I agree. We’re seeing it. There’s a funk. That’s where I’m talking about the brand. I think the executive leader has got to show energy, show what their plan is and have a strategy to get there and you gotta have a governor who sells it. And you don’t sell it just inside the Beltline here. You go out and sell it.
Governor Hunt and I shared a platform to get mass transit going. After Hunt left, Easley and Perdue were just extremely partisan. Extremely partisan. I have no idea what their vision for the state was. Everything was reactive. Everything was very closed and very within the Beltline. There was no outreach to local officials or to join in with leaders of the state.
I have never been to the governor’s mansion before. I’ve never been invited. I’ve never been inside the gates. As mayor of the largest city, I was never invited. I’ve been to the governor’s office once and I had to force myself in with a coalition of mayors. I was in the governor’s office maybe five minutes, when Easley was governor. The longest meeting I ever had with Easley was 10 minutes. The only one worse than that was John Edwards. With Edwards, I only ever got 2 minutes, and one of those was on a plane. He changed seats before the plane took off.
Q: What do you offer that Dalton doesn’t offer?
I don’t know Mr. Dalton all that well. You’re asking me about someone I barely know. He’s gone all over the place on several issues, including the 15 percent sales tax that he now says he doesn’t need. The best way to look at someone’s leadership is to look at what they did in the past.
I think I also have the skills in the spirit of Martin or Hunt who can go out and sell it to the rest of the state and sell it to the rest of the nation.
I’m not going to cut down the other candidate. I’m doing something unique in politics. I have not run one negative TV or radio ad. Not one. Believe me, some consultants say they’re going to burn you on this like they did the last time. But I think you can govern more effectively if you get elected based on what you want to do rather than cutting down the other candidate. I want to show the rest of the
nation that you can run a positive campaign. I’m being torn to shreds. My ethics have never been challenged. That’s one thing I’m proud of. You have a headline today that implies I did something unethical. If you know something I did unethical, you let me know.
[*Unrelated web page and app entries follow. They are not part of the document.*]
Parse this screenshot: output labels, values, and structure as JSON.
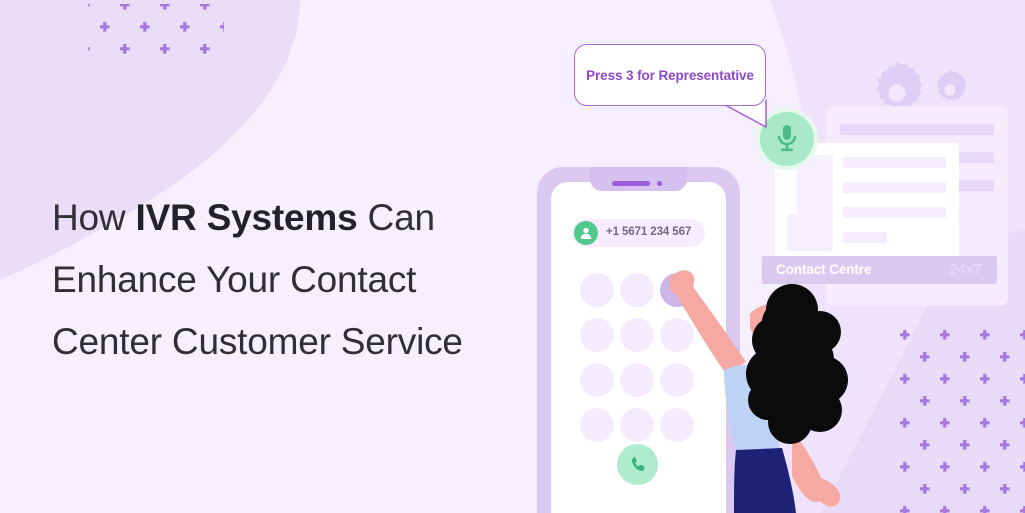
{
  "banner": {
    "headline": {
      "part1": "How ",
      "highlight": "IVR Systems",
      "part2": " Can Enhance Your Contact Center Customer Service"
    }
  },
  "speech_bubble": {
    "text": "Press 3 for Representative",
    "border_color": "#a66ad6",
    "text_color": "#8e49c8"
  },
  "phone": {
    "caller_number": "+1 5671 234 567",
    "avatar_icon": "user-icon",
    "call_icon": "phone-handset-icon",
    "keypad": {
      "rows": 4,
      "columns": 3,
      "active_key_index": 2
    }
  },
  "mic": {
    "icon": "microphone-icon",
    "circle_color": "#a9e9ca"
  },
  "contact_centre": {
    "title": "Contact Centre",
    "badge": "24x7",
    "bar_color": "#dbc9f0"
  },
  "card_front": {
    "lines": [
      110,
      110,
      110,
      46
    ]
  },
  "card_back": {
    "lines": [
      154,
      154,
      154
    ]
  },
  "colors": {
    "background": "#f6efff",
    "background_shade": "#e9ddf7",
    "accent_purple": "#9a5fd6",
    "mint": "#aeebcf",
    "green": "#4fc98c",
    "skin": "#f6a8a3",
    "hair": "#0b0b0b",
    "top": "#bdd2f5",
    "skirt": "#1e2277",
    "dot": "#a478dd"
  }
}
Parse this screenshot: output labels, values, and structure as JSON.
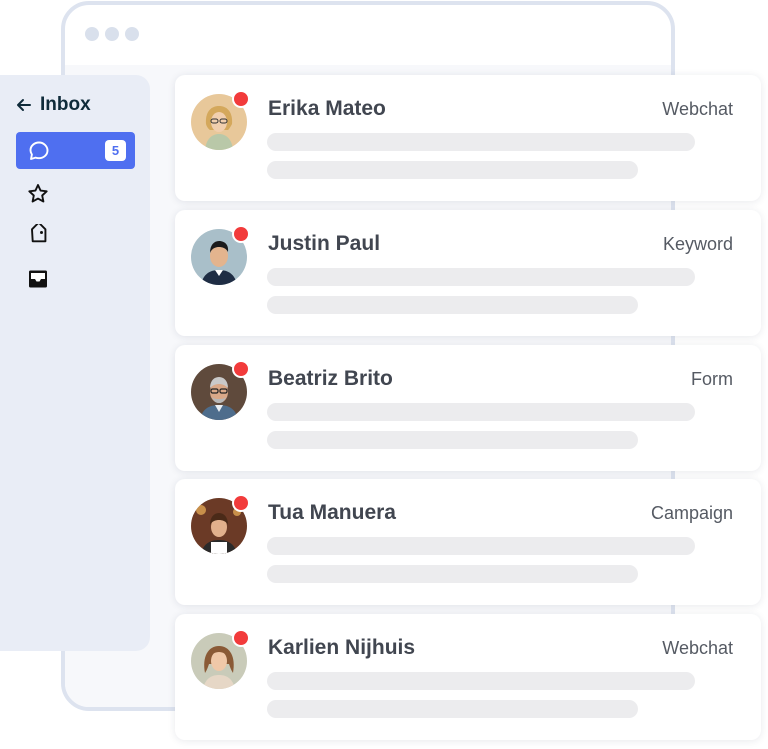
{
  "sidebar": {
    "title": "Inbox",
    "back_icon": "arrow-left-icon",
    "items": [
      {
        "icon": "chat-bubble-icon",
        "badge": "5",
        "active": true
      },
      {
        "icon": "star-icon"
      },
      {
        "icon": "tag-icon"
      },
      {
        "icon": "inbox-tray-icon"
      }
    ]
  },
  "conversations": [
    {
      "name": "Erika Mateo",
      "source": "Webchat",
      "unread": true
    },
    {
      "name": "Justin Paul",
      "source": "Keyword",
      "unread": true
    },
    {
      "name": "Beatriz Brito",
      "source": "Form",
      "unread": true
    },
    {
      "name": "Tua Manuera",
      "source": "Campaign",
      "unread": true
    },
    {
      "name": "Karlien Nijhuis",
      "source": "Webchat",
      "unread": true
    }
  ],
  "colors": {
    "accent": "#4f6ff0",
    "unread_dot": "#f23b3b",
    "sidebar_bg": "#e9edf6",
    "skeleton": "#ececee"
  }
}
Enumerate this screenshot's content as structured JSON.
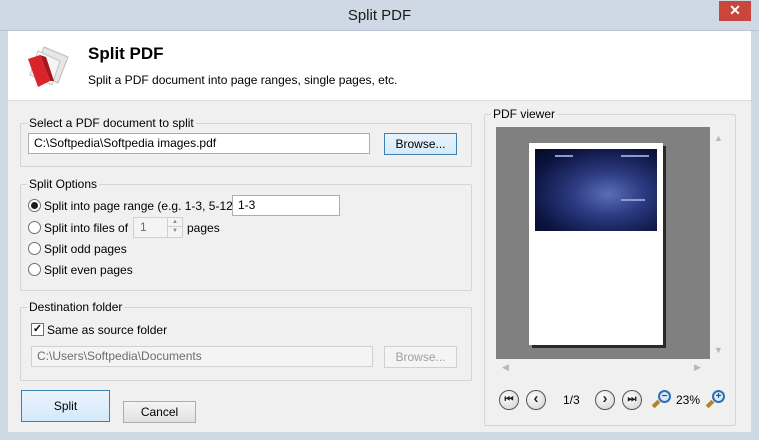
{
  "window": {
    "title": "Split PDF",
    "close_glyph": "✕"
  },
  "header": {
    "title": "Split PDF",
    "subtitle": "Split a PDF document into page ranges, single pages, etc."
  },
  "source": {
    "group_label": "Select a PDF document to split",
    "path": "C:\\Softpedia\\Softpedia images.pdf",
    "browse_label": "Browse..."
  },
  "options": {
    "group_label": "Split Options",
    "range_label": "Split into page range (e.g. 1-3, 5-12)",
    "range_value": "1-3",
    "files_label": "Split into files of",
    "files_value": "1",
    "pages_suffix": "pages",
    "odd_label": "Split odd pages",
    "even_label": "Split even pages",
    "selected": "range"
  },
  "destination": {
    "group_label": "Destination folder",
    "same_label": "Same as source folder",
    "same_checked": true,
    "check_glyph": "✓",
    "path": "C:\\Users\\Softpedia\\Documents",
    "browse_label": "Browse..."
  },
  "actions": {
    "split_label": "Split",
    "cancel_label": "Cancel"
  },
  "viewer": {
    "label": "PDF viewer",
    "page_indicator": "1/3",
    "zoom": "23%",
    "first_glyph": "⏮",
    "prev_glyph": "‹",
    "next_glyph": "›",
    "last_glyph": "⏭",
    "zoom_out_glyph": "−",
    "zoom_in_glyph": "+",
    "scroll_up_glyph": "▲",
    "scroll_down_glyph": "▼",
    "scroll_left_glyph": "◀",
    "scroll_right_glyph": "▶"
  },
  "colors": {
    "accent": "#3c7fb1",
    "titlebar": "#cfd9e6",
    "close": "#c9463d"
  },
  "icons": [
    "close-icon",
    "pdf-split-logo-icon",
    "first-page-icon",
    "prev-page-icon",
    "next-page-icon",
    "last-page-icon",
    "zoom-out-icon",
    "zoom-in-icon"
  ]
}
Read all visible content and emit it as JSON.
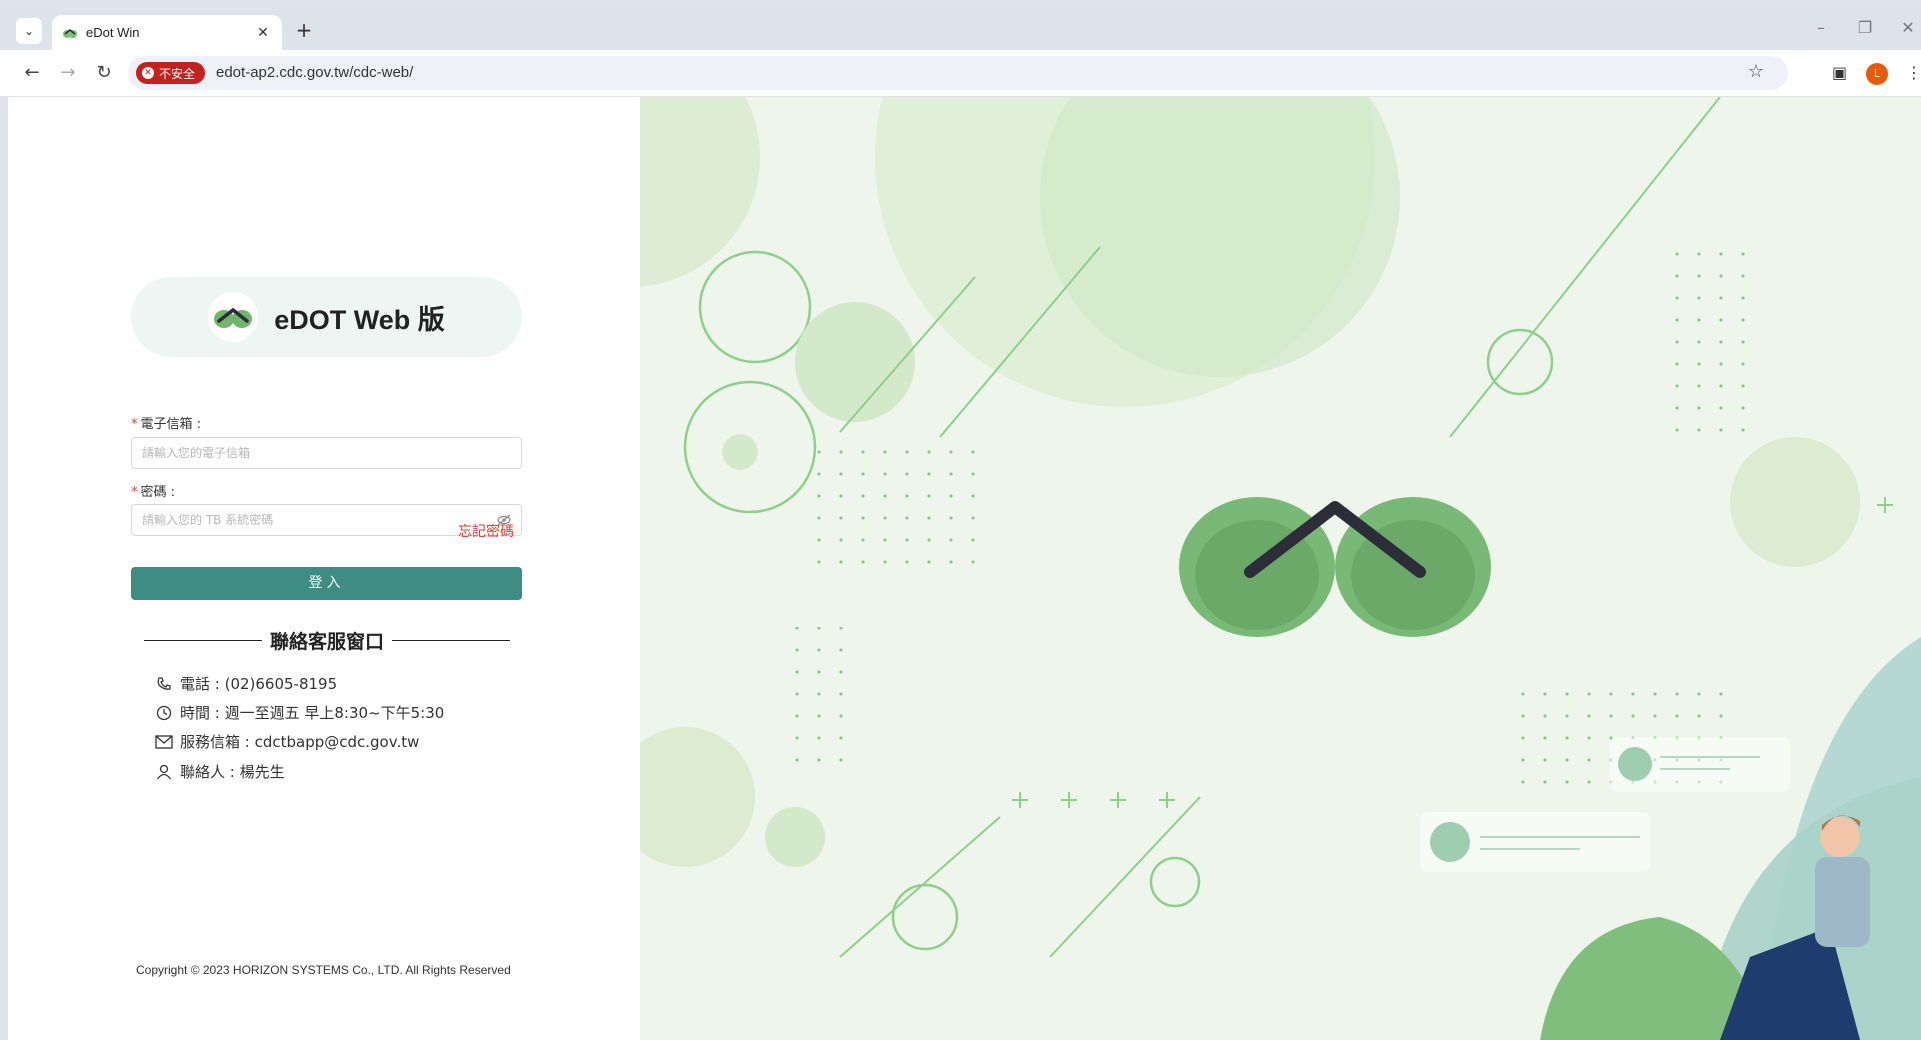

This new attack mode to attack by questions insted of attack by facts is very bad for